The FDA has been very protective of how it responds to these CCs as it works to provide information to assist the ANDA applicants but, at the same time, to protect the confidential, trade‑secret information of listed drug holders.  However, a bill recently introduced into the House of Representatives may provide some relief to the Agency and, hence, the industry.  ”H.R. 7032: The Increasing Transparency in Generic Drug Applications Act requires the FDA to inform ANDA applicants of critical information about the identity of ingredient(s) that cause a proposed generic product not to be Q1/Q2 the same as the RLD and the direction of any identified deviation.”  The full draft of the bill can be found here.

The bill features the following changes to the Federal Food, Drug, and Cosmetic Act:
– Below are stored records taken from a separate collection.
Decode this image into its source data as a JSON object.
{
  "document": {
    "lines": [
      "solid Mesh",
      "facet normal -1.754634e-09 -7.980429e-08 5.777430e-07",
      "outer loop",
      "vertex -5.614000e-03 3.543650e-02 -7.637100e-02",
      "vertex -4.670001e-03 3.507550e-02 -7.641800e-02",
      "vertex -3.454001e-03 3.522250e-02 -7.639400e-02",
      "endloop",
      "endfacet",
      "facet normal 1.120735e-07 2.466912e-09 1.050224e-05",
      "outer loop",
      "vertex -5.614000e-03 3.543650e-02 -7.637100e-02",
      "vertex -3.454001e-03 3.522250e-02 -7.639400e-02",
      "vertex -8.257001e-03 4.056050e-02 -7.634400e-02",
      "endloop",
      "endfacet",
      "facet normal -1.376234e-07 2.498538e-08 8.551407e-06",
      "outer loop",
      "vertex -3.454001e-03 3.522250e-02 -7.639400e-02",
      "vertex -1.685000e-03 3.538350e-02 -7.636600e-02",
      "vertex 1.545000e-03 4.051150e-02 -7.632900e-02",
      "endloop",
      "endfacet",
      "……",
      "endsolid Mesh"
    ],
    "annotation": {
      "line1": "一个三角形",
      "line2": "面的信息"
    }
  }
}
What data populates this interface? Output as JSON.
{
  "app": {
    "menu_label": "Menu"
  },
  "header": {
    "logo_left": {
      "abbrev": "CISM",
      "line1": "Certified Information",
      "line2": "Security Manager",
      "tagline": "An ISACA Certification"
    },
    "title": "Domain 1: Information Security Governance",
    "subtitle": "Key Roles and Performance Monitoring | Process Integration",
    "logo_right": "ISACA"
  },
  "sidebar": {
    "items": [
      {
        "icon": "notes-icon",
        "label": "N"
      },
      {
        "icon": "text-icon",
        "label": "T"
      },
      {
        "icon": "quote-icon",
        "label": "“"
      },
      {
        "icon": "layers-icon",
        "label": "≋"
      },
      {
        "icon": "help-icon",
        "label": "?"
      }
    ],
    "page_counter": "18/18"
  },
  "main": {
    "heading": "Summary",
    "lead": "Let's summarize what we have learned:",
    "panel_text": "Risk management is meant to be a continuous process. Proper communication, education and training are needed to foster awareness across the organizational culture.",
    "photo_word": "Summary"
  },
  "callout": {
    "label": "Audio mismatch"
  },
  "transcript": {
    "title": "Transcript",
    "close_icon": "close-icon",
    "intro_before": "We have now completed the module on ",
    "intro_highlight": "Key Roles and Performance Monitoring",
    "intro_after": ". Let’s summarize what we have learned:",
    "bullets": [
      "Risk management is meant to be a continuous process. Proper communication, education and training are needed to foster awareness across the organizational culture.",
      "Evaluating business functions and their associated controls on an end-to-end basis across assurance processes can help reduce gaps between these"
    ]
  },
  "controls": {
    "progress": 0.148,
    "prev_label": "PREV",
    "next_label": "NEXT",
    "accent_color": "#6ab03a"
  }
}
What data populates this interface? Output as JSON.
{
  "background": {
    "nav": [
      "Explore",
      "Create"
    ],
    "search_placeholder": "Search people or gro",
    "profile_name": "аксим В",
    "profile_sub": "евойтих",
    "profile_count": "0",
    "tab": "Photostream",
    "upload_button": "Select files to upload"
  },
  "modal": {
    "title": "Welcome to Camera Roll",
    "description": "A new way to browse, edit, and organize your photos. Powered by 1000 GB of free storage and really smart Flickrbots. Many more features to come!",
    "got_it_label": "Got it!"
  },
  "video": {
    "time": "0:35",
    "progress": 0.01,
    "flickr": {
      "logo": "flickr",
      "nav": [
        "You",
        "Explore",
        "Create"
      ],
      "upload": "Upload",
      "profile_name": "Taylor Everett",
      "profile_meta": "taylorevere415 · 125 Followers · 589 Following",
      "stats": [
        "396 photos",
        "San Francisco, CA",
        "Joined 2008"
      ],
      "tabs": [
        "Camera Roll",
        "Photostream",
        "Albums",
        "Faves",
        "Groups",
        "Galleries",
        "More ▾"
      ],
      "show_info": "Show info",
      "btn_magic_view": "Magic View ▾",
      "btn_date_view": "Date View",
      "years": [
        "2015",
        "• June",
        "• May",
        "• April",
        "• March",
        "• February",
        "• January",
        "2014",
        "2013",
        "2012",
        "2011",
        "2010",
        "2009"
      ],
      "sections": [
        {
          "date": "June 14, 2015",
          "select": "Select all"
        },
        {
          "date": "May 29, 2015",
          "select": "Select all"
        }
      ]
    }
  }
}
  • Upon request (in controlled correspondence or otherwise), the Secretary shall inform the person whether such new drug is qualitatively and quantitatively the same as the listed drug.
  • If the proposed formulation(s) in the CC do not conform to the Q1/Q2 nature as that of the listed drug, the Secretary shall identify and disclose to the requestor:
    • the ingredient or ingredients that cause the new drug not to be qualitatively or quantitatively the same as the listed drug; and
    • the quantity or proportion of any ingredient in the listed drug for which there is an identified quantitative deviation.

In addition, there are provisions that prohibit the FDA from changing or rescinding its determination after the submission of the ANDA unless the listed drug’s formulation has been changed and the original formulation was withdrawn for safety or efficacy reasons.  Or if the ”Secretary makes a written determination that the prior determination must be changed because an error has been identified.”  This provision appears to give the Agency an out if an error has been made and can still cause trouble for a firm’s development activities or, ultimately, in their ANDA submission.  Also, If the bill passes, the Agency is required to issue a draft guidance for comment on this process within one year of passage of the revision to the law.

So, while there is hope on the horizon, it remains to be seen whether this hope will be dashed and the bill will die, or, if it does pass, whether it would be challenged and struck down by the courts!  Anyway, the existence of a draft bill is good news for the generic industry as at least some in Congress recognize the ongoing problems ANDA applicants are having establishing Q1/Q2 sameness to the listed drugs.  In my opinion, the issue of how this bill would impact the issue of the confidential commercial nature of the information of the listed-drug manufacturer and whether the new law would survive challenge may be the key sticking points.